At present, South Korea’s residents are allowed to participate in ICO-based fundraisers conducted outside of the East Asian country. In the past year, there have been several reports of crypto-related firms registering their companies abroad and then launching token sales in South Korea.

22 Different Investigations Launched

Several ICO startups have reportedly established business entities in Japan and Switzerland, in order to bypass restrictions placed by South Korean regulators. These startups have also targeted South Korean investors by promoting their fundraisers in the high-income economy that notably has a very high human development index (HDI).

In the latest report, South Korean authorities have stated that local firms may have to adhere to local regulatory guidelines even if they registered their ICOs in other jurisdictions. Notably, South Korea’s Office for Government Policy Coordination revealed that at least 22 local companies have registered crypto token sales outside of the nation. Investigating the matter, the country’s regulators have contacted the 22 firms and have received a response from 13.

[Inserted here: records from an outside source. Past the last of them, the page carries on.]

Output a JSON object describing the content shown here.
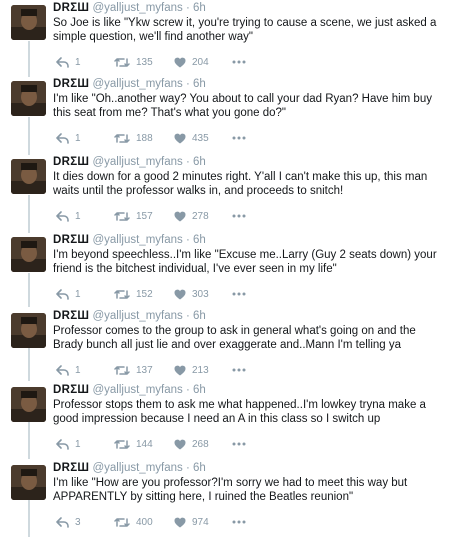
{
  "tweets": [
    {
      "name": "DRΣШ",
      "handle": "@yalljust_myfans",
      "time": "6h",
      "text": "So Joe is like \"Ykw screw it, you're trying to cause a scene, we just asked a simple question, we'll find another way\"",
      "replies": "1",
      "retweets": "135",
      "likes": "204"
    },
    {
      "name": "DRΣШ",
      "handle": "@yalljust_myfans",
      "time": "6h",
      "text": "I'm like \"Oh..another way? You about to call your dad Ryan? Have him buy this seat from me? That's what you gone do?\"",
      "replies": "1",
      "retweets": "188",
      "likes": "435"
    },
    {
      "name": "DRΣШ",
      "handle": "@yalljust_myfans",
      "time": "6h",
      "text": "It dies down for a good 2 minutes right. Y'all I can't make this up, this man waits until the professor walks in, and proceeds to snitch!",
      "replies": "1",
      "retweets": "157",
      "likes": "278"
    },
    {
      "name": "DRΣШ",
      "handle": "@yalljust_myfans",
      "time": "6h",
      "text": "I'm beyond speechless..I'm like \"Excuse me..Larry (Guy 2 seats down) your friend is the bitchest individual, I've ever seen in my life\"",
      "replies": "1",
      "retweets": "152",
      "likes": "303"
    },
    {
      "name": "DRΣШ",
      "handle": "@yalljust_myfans",
      "time": "6h",
      "text": "Professor comes to the group to ask in general what's going on and the Brady bunch all just lie and over exaggerate and..Mann I'm telling ya",
      "replies": "1",
      "retweets": "137",
      "likes": "213"
    },
    {
      "name": "DRΣШ",
      "handle": "@yalljust_myfans",
      "time": "6h",
      "text": "Professor stops them to ask me what happened..I'm lowkey tryna make a good impression because I need an A in this class so I switch up",
      "replies": "1",
      "retweets": "144",
      "likes": "268"
    },
    {
      "name": "DRΣШ",
      "handle": "@yalljust_myfans",
      "time": "6h",
      "text": "I'm like \"How are you professor?I'm sorry we had to meet this way but APPARENTLY by sitting here, I ruined the Beatles reunion\"",
      "replies": "3",
      "retweets": "400",
      "likes": "974"
    }
  ],
  "colors": {
    "text": "#14171a",
    "muted": "#8899a6",
    "thread_line": "#cfd9de"
  },
  "icons": [
    "reply-icon",
    "retweet-icon",
    "like-icon",
    "more-icon",
    "avatar"
  ]
}
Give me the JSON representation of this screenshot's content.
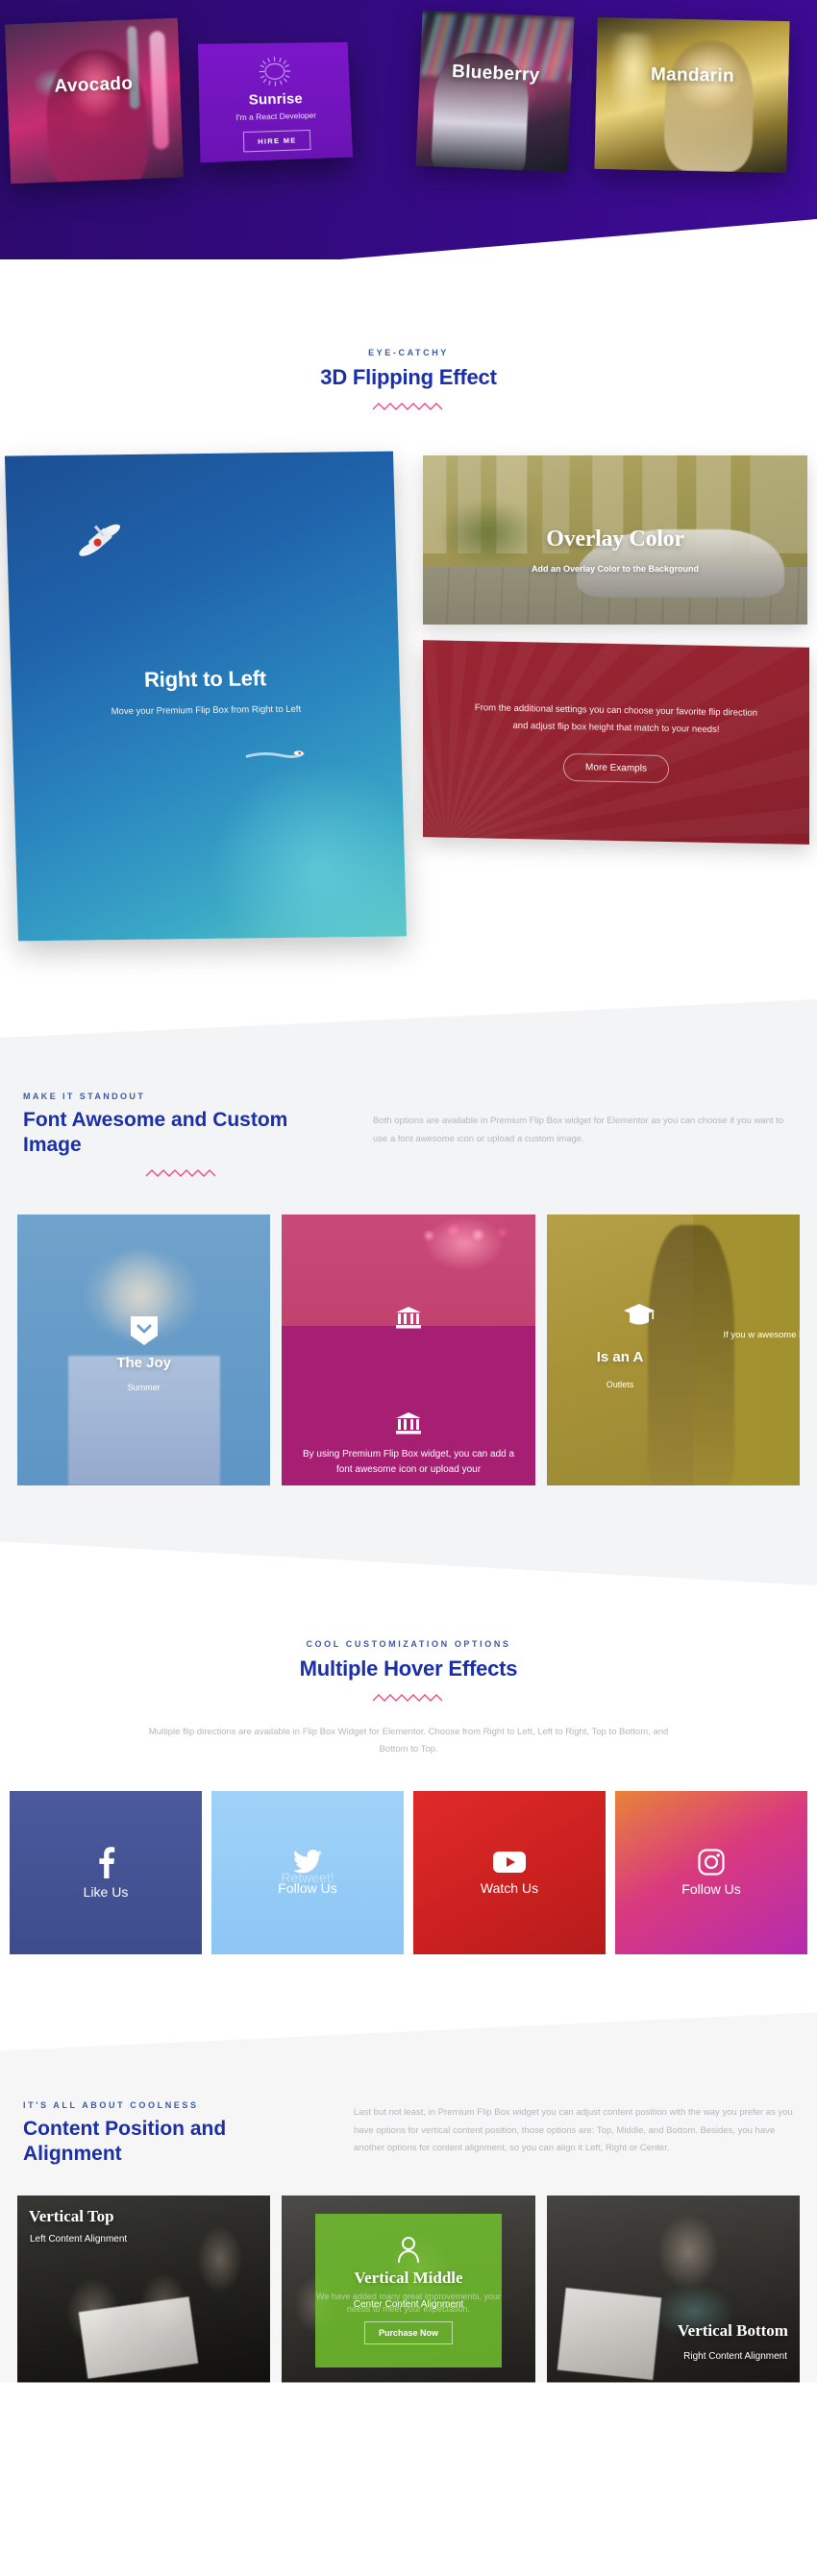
{
  "hero": {
    "cards": [
      {
        "label": "Avocado",
        "icon": "portrait-neon-pink"
      },
      {
        "label": "Blueberry",
        "icon": "portrait-neon-stripes"
      },
      {
        "label": "Mandarin",
        "icon": "portrait-neon-yellow"
      }
    ],
    "sunrise": {
      "icon": "sun-icon",
      "title": "Sunrise",
      "subtitle": "I'm a React Developer",
      "button": "HIRE ME"
    }
  },
  "flip_section": {
    "eyebrow": "EYE-CATCHY",
    "title": "3D Flipping Effect",
    "left_card": {
      "title": "Right to Left",
      "subtitle": "Move your Premium Flip Box from Right to Left"
    },
    "overlay_card": {
      "title": "Overlay Color",
      "subtitle": "Add an Overlay Color to the Background"
    },
    "red_card": {
      "text": "From the additional settings you can choose your favorite flip direction and adjust flip box height that match to your needs!",
      "button": "More Exampls"
    }
  },
  "standout_section": {
    "eyebrow": "MAKE IT STANDOUT",
    "title": "Font Awesome and Custom Image",
    "description": "Both options are available in Premium Flip Box widget for Elementor as you can choose if you want to use a font awesome icon or upload a custom image.",
    "cards": [
      {
        "icon": "chevron-down-icon",
        "title": "The Joy",
        "subtitle": "Summer"
      },
      {
        "icon": "bank-icon",
        "text": "By using Premium Flip Box widget, you can add a font awesome icon or upload your"
      },
      {
        "icon": "graduation-cap-icon",
        "title": "Is an A",
        "subtitle": "Outlets",
        "text": "If you w awesome have the a its size anc y"
      }
    ]
  },
  "hover_section": {
    "eyebrow": "COOL CUSTOMIZATION OPTIONS",
    "title": "Multiple Hover Effects",
    "description": "Multiple flip directions are available in Flip Box Widget for Elementor. Choose from Right to Left, Left to Right, Top to Bottom, and Bottom to Top.",
    "social": [
      {
        "icon": "facebook-icon",
        "label": "Like Us",
        "ghost": ""
      },
      {
        "icon": "twitter-icon",
        "label": "Follow Us",
        "ghost": "Retweet!"
      },
      {
        "icon": "youtube-icon",
        "label": "Watch Us",
        "ghost": ""
      },
      {
        "icon": "instagram-icon",
        "label": "Follow Us",
        "ghost": ""
      }
    ]
  },
  "content_section": {
    "eyebrow": "IT'S ALL ABOUT COOLNESS",
    "title": "Content Position and Alignment",
    "description": "Last but not least, in Premium Flip Box widget you can adjust content position with the way you prefer as you have options for vertical content position, those options are: Top, Middle, and Bottom. Besides, you have another options for content alignment, so you can align it Left, Right or Center.",
    "cards": [
      {
        "title": "Vertical Top",
        "subtitle": "Left Content Alignment"
      },
      {
        "title": "Vertical Middle",
        "subtitle": "Center Content Alignment",
        "button": "Purchase Now",
        "ghost": "We have added many great improvements, your needs to meet your expectation.",
        "icon": "person-icon"
      },
      {
        "title": "Vertical Bottom",
        "subtitle": "Right Content Alignment"
      }
    ]
  },
  "colors": {
    "brand_blue": "#1a2fa8",
    "eyebrow_blue": "#3d5aa9",
    "zigzag_pink": "#ef4a7d",
    "muted_text": "#b4b7bd",
    "hero_purple": "#330a80",
    "sunrise_purple": "#7b16c9",
    "red_card": "#93222f",
    "pink_card": "#a61f73",
    "gold_card": "#a2912f",
    "facebook": "#3d4c8c",
    "twitter": "#8cc6f5",
    "youtube": "#c9201f",
    "instagram": "#d93a7e",
    "green_overlay": "#74c72d"
  }
}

According to South Korea’s authorities, local companies have managed to raise an average of $30 million through ICOs which were registered abroad. Significantly, Korean regulators have estimated that local startups may have earned around $500 million (in total) from token sales during the second half of 2017.

Lack Of Transparency

Acknowledging that it’s difficult to accurately determine the amount of funds raised via ICOs, the South Korean virtual currency task force noted:

Even though these firms raised tens of millions of dollars from ICO, the majority of the companies failed to transparently disclose how the funds were used and refused to cooperate with the government.

Currently, regulators in South Korea are investigating several crypto-related financial crimes including one involving former executives working at crypto exchange, Upbit. Former employees of Korea-based digital asset exchange Komid were also recently charged with “fraud, embezzlement, and misconduct” as they had allegedly “orchestrated fraudulent trading volumes” on the crypto trading platform.